Frans Kaashoek, EECS professor and associate director of the Computer Science and Artificial Intelligence Laboratory (CSAIL), has won the Association for Computing Machinery’s 2010 ACM-Infosys Foundation Award in the Computing Sciences. The award honors a young scientist who has contributed to an innovation “that exemplifies the greatest recent achievements in the computing field.”
The ACM, which also awards the annual Turing Award, frequently called “the Nobel Prize of computer science,” established the ACM-Infosys award in 2007. Kaashoek is only its fourth recipient. The award is accompanied by a prize of $150,000 provided by the Infosys Foundation, the philanthropic arm of Infosys Technologies.
As noted in the MIT News Office March 30 article, Kaashoek is cited in this award for three distinct research achievements.
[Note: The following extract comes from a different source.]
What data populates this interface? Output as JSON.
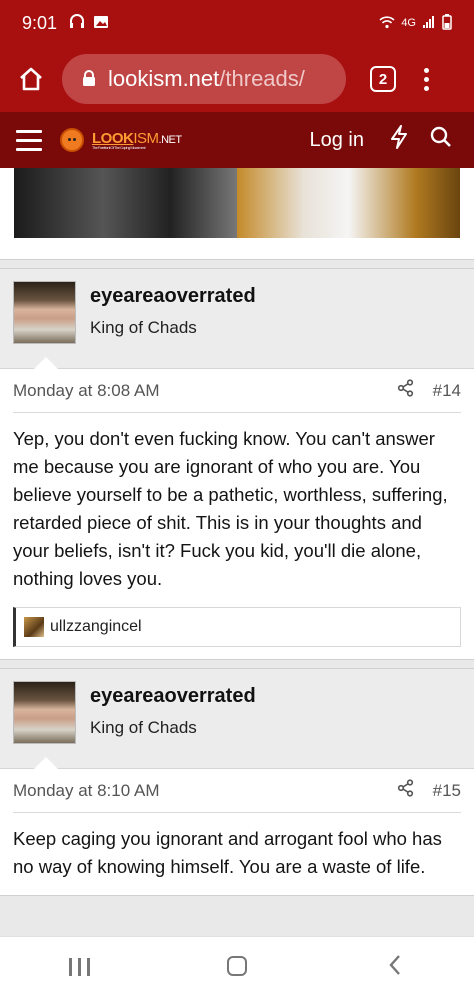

The first is his contribution to the development of a new operating-system design, dubbed the Exokernel. Operating systems typically interpret instructions written in high-level programming languages and oversee their execution on a device’s hardware. The Exokernel lets application developers themselves specify how the hardware should execute their code, which can greatly improve performance. The chief role of the operating system becomes the enforcement of security, ensuring, for example, that programs don’t illicitly access each other’s data.
The second research achievement is Kaashoek’s work on distributed hash tables, which make it possible for decentralized information systems — such as peer-to-peer file-sharing systems — to store and retrieve data much more efficiently. And the third is Kaashoek’s role in developing software systems for handling sensitive information. One of these projects lets developers specify high-level security policies for their applications, and the system automatically adds security checks to code that accesses protected information.
According to CSAIL director Victor Zue, Kaashoek’s work on the Exokernel and his work on distributed hash tables “have influenced distributed systems research worldwide, and have also found use in the commercial world.” Adds Zue, “He is a superb teacher, mentor, collaborator, and entrepreneur. All of us at CSAIL are thrilled at this latest and significant recognition of his accomplishments.”